What you are asked to do: How many lines of the data hold the word "外墙喷丙烯酸有光外用乳胶漆"? State the number and nothing else.

== Records supplied ==

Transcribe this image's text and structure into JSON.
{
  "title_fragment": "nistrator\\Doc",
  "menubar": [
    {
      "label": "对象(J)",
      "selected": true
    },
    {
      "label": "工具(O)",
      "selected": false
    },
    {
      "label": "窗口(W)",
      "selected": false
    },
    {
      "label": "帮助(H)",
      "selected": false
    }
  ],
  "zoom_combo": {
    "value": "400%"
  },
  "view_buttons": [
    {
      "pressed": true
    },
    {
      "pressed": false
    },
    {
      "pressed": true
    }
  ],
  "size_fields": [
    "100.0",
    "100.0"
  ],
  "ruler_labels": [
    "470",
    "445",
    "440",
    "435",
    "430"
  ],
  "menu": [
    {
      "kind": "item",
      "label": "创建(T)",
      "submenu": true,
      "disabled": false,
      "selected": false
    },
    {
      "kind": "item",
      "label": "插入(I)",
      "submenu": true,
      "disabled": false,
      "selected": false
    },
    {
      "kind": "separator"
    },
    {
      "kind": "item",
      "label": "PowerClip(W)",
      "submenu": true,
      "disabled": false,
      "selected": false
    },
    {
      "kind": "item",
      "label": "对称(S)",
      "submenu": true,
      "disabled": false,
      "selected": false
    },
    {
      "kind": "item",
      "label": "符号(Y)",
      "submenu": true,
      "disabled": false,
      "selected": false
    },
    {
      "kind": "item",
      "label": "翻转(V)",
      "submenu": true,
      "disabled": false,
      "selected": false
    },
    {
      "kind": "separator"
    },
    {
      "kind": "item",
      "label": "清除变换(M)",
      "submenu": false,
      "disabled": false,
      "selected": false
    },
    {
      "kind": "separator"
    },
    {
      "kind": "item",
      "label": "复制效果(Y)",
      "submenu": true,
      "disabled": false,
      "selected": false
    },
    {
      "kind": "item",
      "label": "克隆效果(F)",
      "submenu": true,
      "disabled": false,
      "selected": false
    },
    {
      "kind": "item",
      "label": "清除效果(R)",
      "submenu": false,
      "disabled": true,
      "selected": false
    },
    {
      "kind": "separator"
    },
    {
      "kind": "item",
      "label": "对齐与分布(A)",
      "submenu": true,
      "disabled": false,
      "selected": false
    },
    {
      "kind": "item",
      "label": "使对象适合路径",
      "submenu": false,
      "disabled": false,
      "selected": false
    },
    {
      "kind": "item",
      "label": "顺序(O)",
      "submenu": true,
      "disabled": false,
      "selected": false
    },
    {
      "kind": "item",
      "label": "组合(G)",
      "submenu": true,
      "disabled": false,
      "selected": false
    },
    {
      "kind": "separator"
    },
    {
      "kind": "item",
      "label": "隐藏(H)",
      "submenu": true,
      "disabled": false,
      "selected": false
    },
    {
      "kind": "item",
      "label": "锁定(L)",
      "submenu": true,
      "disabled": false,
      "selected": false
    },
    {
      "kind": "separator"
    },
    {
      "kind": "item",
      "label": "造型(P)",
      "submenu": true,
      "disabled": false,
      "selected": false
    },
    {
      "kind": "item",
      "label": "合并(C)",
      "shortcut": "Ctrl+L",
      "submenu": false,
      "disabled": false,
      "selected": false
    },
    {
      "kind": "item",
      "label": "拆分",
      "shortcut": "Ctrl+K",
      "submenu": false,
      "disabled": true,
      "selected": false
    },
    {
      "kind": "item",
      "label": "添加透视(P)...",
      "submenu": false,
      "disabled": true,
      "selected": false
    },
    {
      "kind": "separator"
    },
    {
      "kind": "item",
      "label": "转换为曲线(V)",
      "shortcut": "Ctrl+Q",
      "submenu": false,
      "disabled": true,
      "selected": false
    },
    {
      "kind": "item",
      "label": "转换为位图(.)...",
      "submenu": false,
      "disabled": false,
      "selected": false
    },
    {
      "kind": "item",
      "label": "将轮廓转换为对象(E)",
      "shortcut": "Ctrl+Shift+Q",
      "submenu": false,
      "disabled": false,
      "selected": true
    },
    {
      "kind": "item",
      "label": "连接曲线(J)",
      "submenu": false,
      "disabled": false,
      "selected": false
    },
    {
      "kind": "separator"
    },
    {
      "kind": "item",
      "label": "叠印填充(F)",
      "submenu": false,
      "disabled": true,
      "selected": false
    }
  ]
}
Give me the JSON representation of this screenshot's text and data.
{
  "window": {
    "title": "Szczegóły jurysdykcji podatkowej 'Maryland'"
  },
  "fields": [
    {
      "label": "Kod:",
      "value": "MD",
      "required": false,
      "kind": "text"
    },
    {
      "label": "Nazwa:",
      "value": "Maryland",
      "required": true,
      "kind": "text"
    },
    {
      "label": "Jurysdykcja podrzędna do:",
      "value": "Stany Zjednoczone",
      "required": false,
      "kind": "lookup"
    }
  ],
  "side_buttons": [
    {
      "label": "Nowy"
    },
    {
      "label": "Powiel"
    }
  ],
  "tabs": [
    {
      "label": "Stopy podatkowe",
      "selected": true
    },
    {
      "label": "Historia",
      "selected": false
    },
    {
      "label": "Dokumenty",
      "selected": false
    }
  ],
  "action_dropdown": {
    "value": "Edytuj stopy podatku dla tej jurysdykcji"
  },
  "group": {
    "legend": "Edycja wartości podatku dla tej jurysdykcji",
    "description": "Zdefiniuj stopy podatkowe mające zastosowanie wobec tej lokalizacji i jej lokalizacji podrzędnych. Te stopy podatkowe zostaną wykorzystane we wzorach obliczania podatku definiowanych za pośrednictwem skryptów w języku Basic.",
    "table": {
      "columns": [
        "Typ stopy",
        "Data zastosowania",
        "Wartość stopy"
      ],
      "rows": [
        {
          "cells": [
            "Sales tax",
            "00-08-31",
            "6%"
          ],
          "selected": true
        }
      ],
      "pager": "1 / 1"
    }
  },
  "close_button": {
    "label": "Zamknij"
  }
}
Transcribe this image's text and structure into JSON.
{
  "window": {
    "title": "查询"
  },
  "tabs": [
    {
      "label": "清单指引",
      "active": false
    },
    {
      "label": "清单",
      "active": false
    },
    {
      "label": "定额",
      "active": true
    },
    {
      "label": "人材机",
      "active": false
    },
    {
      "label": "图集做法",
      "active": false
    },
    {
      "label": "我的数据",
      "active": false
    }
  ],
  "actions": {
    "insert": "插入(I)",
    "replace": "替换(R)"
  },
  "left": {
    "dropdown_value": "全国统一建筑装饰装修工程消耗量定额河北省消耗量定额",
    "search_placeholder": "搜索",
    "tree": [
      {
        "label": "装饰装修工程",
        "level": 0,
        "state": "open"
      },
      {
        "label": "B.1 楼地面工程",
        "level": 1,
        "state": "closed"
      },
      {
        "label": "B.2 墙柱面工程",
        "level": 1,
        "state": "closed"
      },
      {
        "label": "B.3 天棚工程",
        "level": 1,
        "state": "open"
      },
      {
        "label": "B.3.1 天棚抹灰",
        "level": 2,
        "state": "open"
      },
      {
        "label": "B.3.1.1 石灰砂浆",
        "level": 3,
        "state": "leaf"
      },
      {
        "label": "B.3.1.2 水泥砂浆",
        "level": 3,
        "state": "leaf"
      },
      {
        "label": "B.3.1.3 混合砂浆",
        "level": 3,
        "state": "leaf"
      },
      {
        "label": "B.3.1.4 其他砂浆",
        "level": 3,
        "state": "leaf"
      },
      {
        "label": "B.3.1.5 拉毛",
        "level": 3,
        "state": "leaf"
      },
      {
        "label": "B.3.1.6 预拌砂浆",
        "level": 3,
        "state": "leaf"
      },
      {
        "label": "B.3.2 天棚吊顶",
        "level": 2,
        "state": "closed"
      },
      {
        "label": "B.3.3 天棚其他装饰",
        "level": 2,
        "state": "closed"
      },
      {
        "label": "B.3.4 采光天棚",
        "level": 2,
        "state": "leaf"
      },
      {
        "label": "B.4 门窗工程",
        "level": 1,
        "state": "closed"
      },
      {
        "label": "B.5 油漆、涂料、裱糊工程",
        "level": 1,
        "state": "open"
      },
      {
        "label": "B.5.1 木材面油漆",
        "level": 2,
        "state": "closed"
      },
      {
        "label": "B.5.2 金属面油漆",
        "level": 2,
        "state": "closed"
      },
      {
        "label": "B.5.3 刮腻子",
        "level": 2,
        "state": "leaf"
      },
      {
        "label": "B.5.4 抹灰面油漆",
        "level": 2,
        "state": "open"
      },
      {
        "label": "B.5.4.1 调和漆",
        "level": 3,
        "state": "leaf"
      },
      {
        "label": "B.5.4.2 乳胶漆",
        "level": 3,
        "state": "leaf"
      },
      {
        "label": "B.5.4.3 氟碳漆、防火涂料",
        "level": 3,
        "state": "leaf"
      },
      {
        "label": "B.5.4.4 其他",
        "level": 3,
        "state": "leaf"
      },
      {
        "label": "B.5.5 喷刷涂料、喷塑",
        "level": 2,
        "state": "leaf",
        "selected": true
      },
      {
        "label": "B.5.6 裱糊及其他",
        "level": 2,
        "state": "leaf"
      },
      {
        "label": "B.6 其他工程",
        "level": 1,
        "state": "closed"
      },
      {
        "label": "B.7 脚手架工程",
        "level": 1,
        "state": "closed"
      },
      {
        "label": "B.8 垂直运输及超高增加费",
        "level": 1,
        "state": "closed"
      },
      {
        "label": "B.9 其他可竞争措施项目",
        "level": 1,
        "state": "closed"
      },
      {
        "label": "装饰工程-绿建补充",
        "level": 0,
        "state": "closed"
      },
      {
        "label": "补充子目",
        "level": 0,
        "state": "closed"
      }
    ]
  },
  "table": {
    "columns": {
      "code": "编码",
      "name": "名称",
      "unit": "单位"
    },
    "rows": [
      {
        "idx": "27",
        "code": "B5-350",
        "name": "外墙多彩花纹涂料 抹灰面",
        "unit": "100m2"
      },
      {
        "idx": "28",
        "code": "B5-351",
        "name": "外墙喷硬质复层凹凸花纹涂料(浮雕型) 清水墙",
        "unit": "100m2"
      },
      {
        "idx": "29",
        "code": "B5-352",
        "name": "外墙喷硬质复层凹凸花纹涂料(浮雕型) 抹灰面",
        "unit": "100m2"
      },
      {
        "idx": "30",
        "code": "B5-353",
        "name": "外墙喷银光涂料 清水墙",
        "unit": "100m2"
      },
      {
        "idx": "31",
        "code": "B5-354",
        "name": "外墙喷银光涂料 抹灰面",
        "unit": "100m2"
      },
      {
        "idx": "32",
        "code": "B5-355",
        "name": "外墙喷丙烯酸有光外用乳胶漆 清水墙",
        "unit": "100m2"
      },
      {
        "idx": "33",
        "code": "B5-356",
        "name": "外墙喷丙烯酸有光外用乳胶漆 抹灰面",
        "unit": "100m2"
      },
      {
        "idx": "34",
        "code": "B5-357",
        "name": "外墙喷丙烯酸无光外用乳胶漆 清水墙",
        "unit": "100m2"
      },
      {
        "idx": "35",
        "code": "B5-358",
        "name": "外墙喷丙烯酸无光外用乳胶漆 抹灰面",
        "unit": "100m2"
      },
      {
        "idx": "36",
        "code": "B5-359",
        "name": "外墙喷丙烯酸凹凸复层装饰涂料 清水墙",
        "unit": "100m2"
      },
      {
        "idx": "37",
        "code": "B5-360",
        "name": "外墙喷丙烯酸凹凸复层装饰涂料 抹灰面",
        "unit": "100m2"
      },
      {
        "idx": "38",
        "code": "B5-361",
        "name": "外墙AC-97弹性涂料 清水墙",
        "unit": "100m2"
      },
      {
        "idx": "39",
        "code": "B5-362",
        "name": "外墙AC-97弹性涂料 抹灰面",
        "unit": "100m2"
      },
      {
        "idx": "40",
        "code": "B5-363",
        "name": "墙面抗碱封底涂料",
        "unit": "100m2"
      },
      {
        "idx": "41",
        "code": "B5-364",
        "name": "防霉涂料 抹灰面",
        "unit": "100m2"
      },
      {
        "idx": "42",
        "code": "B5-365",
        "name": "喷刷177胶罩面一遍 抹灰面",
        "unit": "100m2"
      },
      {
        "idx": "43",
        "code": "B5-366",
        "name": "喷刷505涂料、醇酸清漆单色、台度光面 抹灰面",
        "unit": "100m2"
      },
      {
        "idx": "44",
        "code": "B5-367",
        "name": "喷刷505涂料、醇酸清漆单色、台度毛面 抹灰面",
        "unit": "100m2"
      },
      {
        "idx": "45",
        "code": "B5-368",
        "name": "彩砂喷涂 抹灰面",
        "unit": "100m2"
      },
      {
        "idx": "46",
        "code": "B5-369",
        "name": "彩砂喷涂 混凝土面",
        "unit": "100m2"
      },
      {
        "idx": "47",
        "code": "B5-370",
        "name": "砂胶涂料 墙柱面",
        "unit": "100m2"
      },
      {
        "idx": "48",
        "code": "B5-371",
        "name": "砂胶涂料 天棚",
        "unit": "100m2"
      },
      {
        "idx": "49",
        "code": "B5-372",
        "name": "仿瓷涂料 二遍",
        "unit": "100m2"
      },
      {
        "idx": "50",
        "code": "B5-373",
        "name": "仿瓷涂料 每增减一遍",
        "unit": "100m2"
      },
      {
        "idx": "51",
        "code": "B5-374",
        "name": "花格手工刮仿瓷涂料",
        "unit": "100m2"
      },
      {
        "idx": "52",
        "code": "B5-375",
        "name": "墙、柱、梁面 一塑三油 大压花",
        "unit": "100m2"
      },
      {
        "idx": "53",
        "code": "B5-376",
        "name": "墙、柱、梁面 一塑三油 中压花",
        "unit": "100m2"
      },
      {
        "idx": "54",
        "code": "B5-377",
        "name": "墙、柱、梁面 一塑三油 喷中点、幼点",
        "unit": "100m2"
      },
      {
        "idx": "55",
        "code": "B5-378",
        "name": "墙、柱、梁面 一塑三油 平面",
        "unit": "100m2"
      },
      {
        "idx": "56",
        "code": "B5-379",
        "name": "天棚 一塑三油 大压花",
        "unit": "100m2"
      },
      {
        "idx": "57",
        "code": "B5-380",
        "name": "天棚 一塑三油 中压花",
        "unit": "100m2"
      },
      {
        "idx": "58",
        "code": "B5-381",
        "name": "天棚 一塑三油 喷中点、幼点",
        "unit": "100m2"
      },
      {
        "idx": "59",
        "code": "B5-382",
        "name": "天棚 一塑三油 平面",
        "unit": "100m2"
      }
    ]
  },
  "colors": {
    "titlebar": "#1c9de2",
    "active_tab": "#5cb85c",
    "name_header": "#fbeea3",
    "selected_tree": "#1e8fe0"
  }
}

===

Response for this exercise: 2